-- PROVIDED RECORDS --
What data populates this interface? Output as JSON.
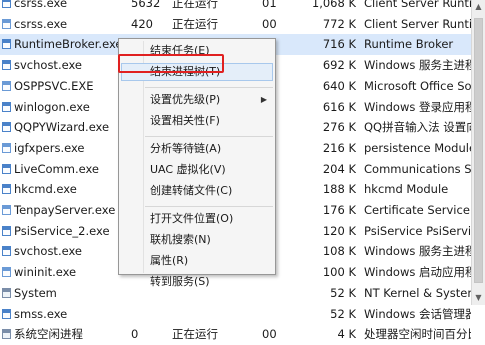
{
  "processes": [
    {
      "name": "csrss.exe",
      "pid": "5632",
      "status": "正在运行",
      "session": "01",
      "memory": "1,068 K",
      "description": "Client Server Runtim",
      "icon": "process-icon"
    },
    {
      "name": "csrss.exe",
      "pid": "420",
      "status": "正在运行",
      "session": "00",
      "memory": "772 K",
      "description": "Client Server Runtim",
      "icon": "process-icon"
    },
    {
      "name": "RuntimeBroker.exe",
      "pid": "",
      "status": "",
      "session": "",
      "memory": "716 K",
      "description": "Runtime Broker",
      "icon": "process-icon",
      "selected": true
    },
    {
      "name": "svchost.exe",
      "pid": "",
      "status": "",
      "session": "",
      "memory": "692 K",
      "description": "Windows 服务主进程",
      "icon": "process-icon"
    },
    {
      "name": "OSPPSVC.EXE",
      "pid": "",
      "status": "",
      "session": "",
      "memory": "640 K",
      "description": "Microsoft Office So",
      "icon": "process-icon"
    },
    {
      "name": "winlogon.exe",
      "pid": "",
      "status": "",
      "session": "",
      "memory": "616 K",
      "description": "Windows 登录应用程",
      "icon": "process-icon"
    },
    {
      "name": "QQPYWizard.exe",
      "pid": "",
      "status": "",
      "session": "",
      "memory": "276 K",
      "description": "QQ拼音输入法 设置向",
      "icon": "process-icon"
    },
    {
      "name": "igfxpers.exe",
      "pid": "",
      "status": "",
      "session": "",
      "memory": "216 K",
      "description": "persistence Module",
      "icon": "process-icon"
    },
    {
      "name": "LiveComm.exe",
      "pid": "",
      "status": "",
      "session": "",
      "memory": "204 K",
      "description": "Communications Se",
      "icon": "process-icon"
    },
    {
      "name": "hkcmd.exe",
      "pid": "",
      "status": "",
      "session": "",
      "memory": "188 K",
      "description": "hkcmd Module",
      "icon": "process-icon"
    },
    {
      "name": "TenpayServer.exe",
      "pid": "",
      "status": "",
      "session": "",
      "memory": "176 K",
      "description": "Certificate Service",
      "icon": "process-icon"
    },
    {
      "name": "PsiService_2.exe",
      "pid": "",
      "status": "",
      "session": "",
      "memory": "120 K",
      "description": "PsiService PsiService",
      "icon": "process-icon"
    },
    {
      "name": "svchost.exe",
      "pid": "",
      "status": "",
      "session": "",
      "memory": "108 K",
      "description": "Windows 服务主进程",
      "icon": "process-icon"
    },
    {
      "name": "wininit.exe",
      "pid": "",
      "status": "",
      "session": "",
      "memory": "100 K",
      "description": "Windows 启动应用程",
      "icon": "process-icon"
    },
    {
      "name": "System",
      "pid": "",
      "status": "",
      "session": "",
      "memory": "52 K",
      "description": "NT Kernel & System",
      "icon": "process-icon"
    },
    {
      "name": "smss.exe",
      "pid": "",
      "status": "",
      "session": "",
      "memory": "52 K",
      "description": "Windows 会话管理器",
      "icon": "process-icon"
    },
    {
      "name": "系统空闲进程",
      "pid": "0",
      "status": "正在运行",
      "session": "00",
      "memory": "4 K",
      "description": "处理器空闲时间百分比",
      "icon": "process-icon"
    }
  ],
  "context_menu": {
    "items": [
      {
        "label": "结束任务(E)",
        "submenu": false
      },
      {
        "label": "结束进程树(T)",
        "submenu": false,
        "highlighted": true
      },
      {
        "separator": true
      },
      {
        "label": "设置优先级(P)",
        "submenu": true
      },
      {
        "label": "设置相关性(F)",
        "submenu": false
      },
      {
        "separator": true
      },
      {
        "label": "分析等待链(A)",
        "submenu": false
      },
      {
        "label": "UAC 虚拟化(V)",
        "submenu": false
      },
      {
        "label": "创建转储文件(C)",
        "submenu": false
      },
      {
        "separator": true
      },
      {
        "label": "打开文件位置(O)",
        "submenu": false
      },
      {
        "label": "联机搜索(N)",
        "submenu": false
      },
      {
        "label": "属性(R)",
        "submenu": false
      },
      {
        "label": "转到服务(S)",
        "submenu": false
      }
    ]
  },
  "scrollbar": {
    "up_icon": "arrow-up-icon",
    "down_icon": "arrow-down-icon"
  },
  "colors": {
    "selected_row": "#d9e8fb",
    "highlight_box": "#e02020",
    "menu_bg": "#f5f5f5"
  }
}
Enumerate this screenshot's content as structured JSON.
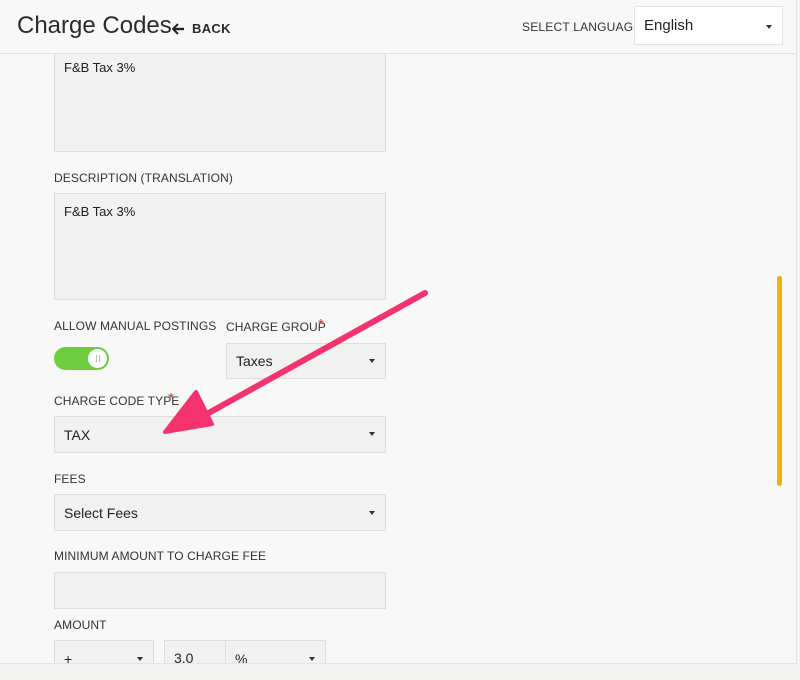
{
  "header": {
    "title": "Charge Codes",
    "back_label": "BACK",
    "language_label": "SELECT LANGUAGE",
    "language_value": "English"
  },
  "form": {
    "description_value": "F&B Tax 3%",
    "description_translation_label": "DESCRIPTION (TRANSLATION)",
    "description_translation_value": "F&B Tax 3%",
    "allow_manual_postings_label": "ALLOW MANUAL POSTINGS",
    "allow_manual_postings_on": true,
    "charge_group_label": "CHARGE GROUP",
    "charge_group_value": "Taxes",
    "charge_code_type_label": "CHARGE CODE TYPE",
    "charge_code_type_value": "TAX",
    "fees_label": "FEES",
    "fees_value": "Select Fees",
    "minimum_amount_label": "MINIMUM AMOUNT TO CHARGE FEE",
    "minimum_amount_value": "",
    "amount_label": "AMOUNT",
    "amount_sign_value": "+",
    "amount_value": "3.0",
    "amount_unit_value": "%",
    "required_marker": "*"
  },
  "annotation": {
    "arrow_color": "#f4326e",
    "arrow_icon": "arrow-pointing-to-charge-code-type"
  },
  "colors": {
    "toggle_on": "#6dcd3e",
    "scrollbar": "#f2b20c",
    "required": "#d9302c"
  }
}
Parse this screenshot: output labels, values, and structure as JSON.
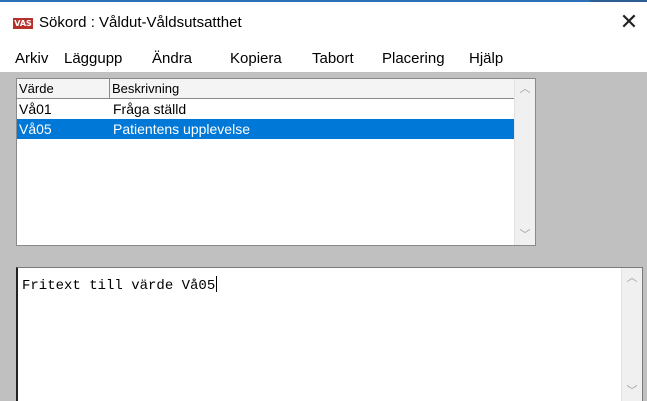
{
  "window": {
    "icon_label": "VAS",
    "title": "Sökord : Våldut-Våldsutsatthet",
    "close_glyph": "✕"
  },
  "menu": [
    "Arkiv",
    "Läggupp",
    "Ändra",
    "Kopiera",
    "Tabort",
    "Placering",
    "Hjälp"
  ],
  "list": {
    "columns": [
      "Värde",
      "Beskrivning"
    ],
    "rows": [
      {
        "value": "Vå01",
        "description": "Fråga ställd",
        "selected": false
      },
      {
        "value": "Vå05",
        "description": "Patientens upplevelse",
        "selected": true
      }
    ],
    "scroll_up": "︿",
    "scroll_down": "﹀"
  },
  "freetext": {
    "value": "Fritext till värde Vå05",
    "scroll_up": "︿",
    "scroll_down": "﹀"
  },
  "colors": {
    "selection": "#0078d7",
    "work_area": "#c0c0c0",
    "app_icon": "#b7312c"
  }
}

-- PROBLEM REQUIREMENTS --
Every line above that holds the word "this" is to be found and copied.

-- OUTPUT BELOW --
What data populates this interface? Output as JSON.
Enumerate this screenshot's content as structured JSON.
Parse this screenshot: output labels, values, and structure as JSON.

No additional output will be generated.